§ TASK INSTRUCTIONS
Copy each line of the following data that contains "HttpClient".

***** DATASET CONTENT *****

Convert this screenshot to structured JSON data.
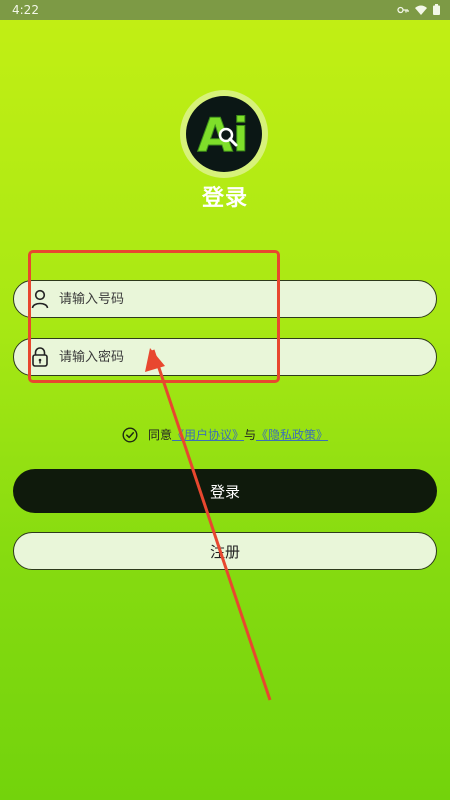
{
  "status_bar": {
    "time": "4:22"
  },
  "logo": {
    "text": "Ai"
  },
  "title": "登录",
  "phone_field": {
    "placeholder": "请输入号码"
  },
  "password_field": {
    "placeholder": "请输入密码"
  },
  "agreement": {
    "prefix": "同意",
    "user_agreement": "《用户协议》",
    "joiner": "与",
    "privacy_policy": "《隐私政策》",
    "checked": true
  },
  "buttons": {
    "login": "登录",
    "register": "注册"
  },
  "colors": {
    "accent": "#a8e814",
    "dark_button": "#0f1a0c",
    "field_bg": "#e9f6d9",
    "link": "#3d6fb5",
    "annotation": "#e8472f"
  },
  "icons": {
    "user": "user-icon",
    "lock": "lock-icon",
    "check": "check-circle-icon",
    "search": "magnifier-icon"
  }
}
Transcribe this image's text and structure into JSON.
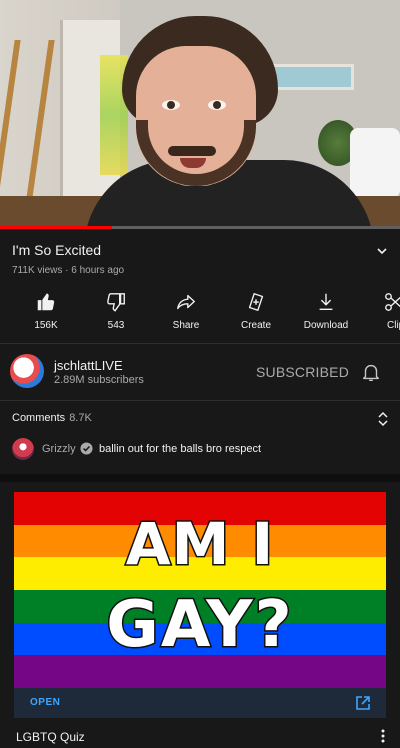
{
  "video": {
    "progress_fraction": 0.28
  },
  "info": {
    "title": "I'm So Excited",
    "meta": "711K views · 6 hours ago"
  },
  "actions": [
    {
      "label": "156K",
      "icon": "like-icon"
    },
    {
      "label": "543",
      "icon": "dislike-icon"
    },
    {
      "label": "Share",
      "icon": "share-icon"
    },
    {
      "label": "Create",
      "icon": "create-icon"
    },
    {
      "label": "Download",
      "icon": "download-icon"
    },
    {
      "label": "Clip",
      "icon": "clip-icon"
    }
  ],
  "channel": {
    "name": "jschlattLIVE",
    "subscribers": "2.89M subscribers",
    "subscribe_status": "SUBSCRIBED"
  },
  "comments": {
    "heading": "Comments",
    "count": "8.7K",
    "top_comment": {
      "user": "Grizzly",
      "text": "ballin out for the balls bro respect"
    }
  },
  "ad": {
    "headline_line1": "AM I",
    "headline_line2": "GAY?",
    "cta": "OPEN",
    "title": "LGBTQ Quiz",
    "stripe_colors": [
      "#e40303",
      "#ff8c00",
      "#ffed00",
      "#008026",
      "#004dff",
      "#750787"
    ]
  },
  "colors": {
    "accent_red": "#ff0000",
    "link_blue": "#3ea6ff",
    "background": "#181818"
  }
}
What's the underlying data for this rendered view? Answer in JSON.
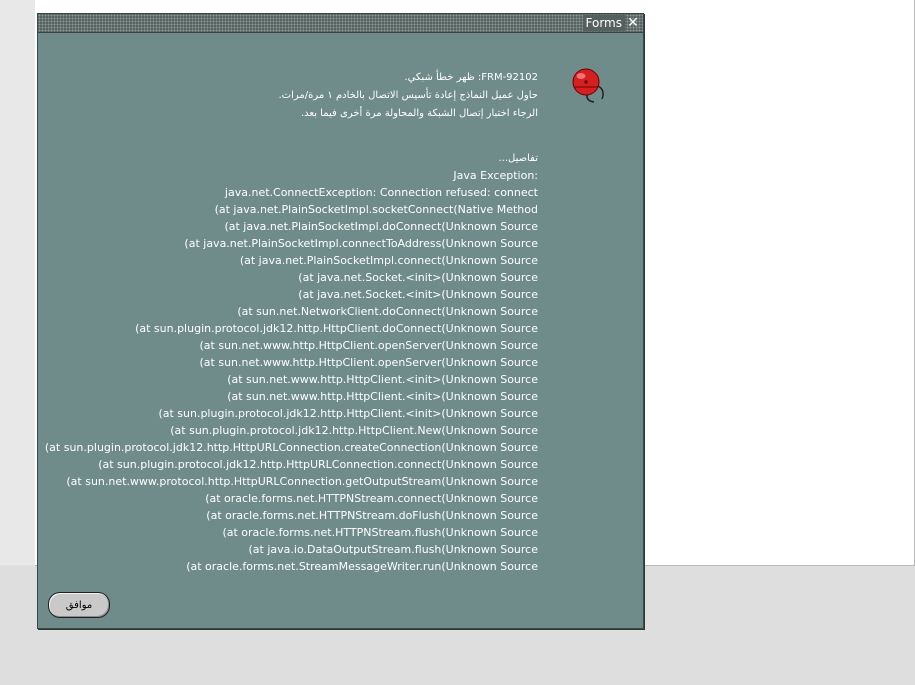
{
  "dialog": {
    "title": "Forms",
    "message_lines": [
      "FRM-92102: ظهر خطأ شبكي.",
      "حاول عميل النماذج إعادة تأسيس الاتصال بالخادم ١ مرة/مرات.",
      "الرجاء اختبار إتصال الشبكة والمحاولة مرة أخرى فيما بعد."
    ],
    "details_label": "تفاصيل...",
    "exception_label": "Java Exception:",
    "stack_lines": [
      "java.net.ConnectException: Connection refused: connect",
      "(at java.net.PlainSocketImpl.socketConnect(Native Method",
      "(at java.net.PlainSocketImpl.doConnect(Unknown Source",
      "(at java.net.PlainSocketImpl.connectToAddress(Unknown Source",
      "(at java.net.PlainSocketImpl.connect(Unknown Source",
      "(at java.net.Socket.<init>(Unknown Source",
      "(at java.net.Socket.<init>(Unknown Source",
      "(at sun.net.NetworkClient.doConnect(Unknown Source",
      "(at sun.plugin.protocol.jdk12.http.HttpClient.doConnect(Unknown Source",
      "(at sun.net.www.http.HttpClient.openServer(Unknown Source",
      "(at sun.net.www.http.HttpClient.openServer(Unknown Source",
      "(at sun.net.www.http.HttpClient.<init>(Unknown Source",
      "(at sun.net.www.http.HttpClient.<init>(Unknown Source",
      "(at sun.plugin.protocol.jdk12.http.HttpClient.<init>(Unknown Source",
      "(at sun.plugin.protocol.jdk12.http.HttpClient.New(Unknown Source",
      "(at sun.plugin.protocol.jdk12.http.HttpURLConnection.createConnection(Unknown Source",
      "(at sun.plugin.protocol.jdk12.http.HttpURLConnection.connect(Unknown Source",
      "(at sun.net.www.protocol.http.HttpURLConnection.getOutputStream(Unknown Source",
      "(at oracle.forms.net.HTTPNStream.connect(Unknown Source",
      "(at oracle.forms.net.HTTPNStream.doFlush(Unknown Source",
      "(at oracle.forms.net.HTTPNStream.flush(Unknown Source",
      "(at java.io.DataOutputStream.flush(Unknown Source",
      "(at oracle.forms.net.StreamMessageWriter.run(Unknown Source"
    ],
    "ok_label": "موافق",
    "icon": "alarm-bell-icon",
    "close_icon": "close-icon"
  },
  "colors": {
    "dialog_background": "#6f8c8b",
    "titlebar": "#55615f",
    "text": "#ffffff",
    "button": "#c9c9c9",
    "icon_red": "#d42020"
  }
}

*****

§ EXERCISE OUTPUT
      "(at sun.plugin.protocol.jdk12.http.HttpClient.doConnect(Unknown Source",
      "(at sun.net.www.http.HttpClient.openServer(Unknown Source",
      "(at sun.net.www.http.HttpClient.openServer(Unknown Source",
      "(at sun.net.www.http.HttpClient.<init>(Unknown Source",
      "(at sun.net.www.http.HttpClient.<init>(Unknown Source",
      "(at sun.plugin.protocol.jdk12.http.HttpClient.<init>(Unknown Source",
      "(at sun.plugin.protocol.jdk12.http.HttpClient.New(Unknown Source",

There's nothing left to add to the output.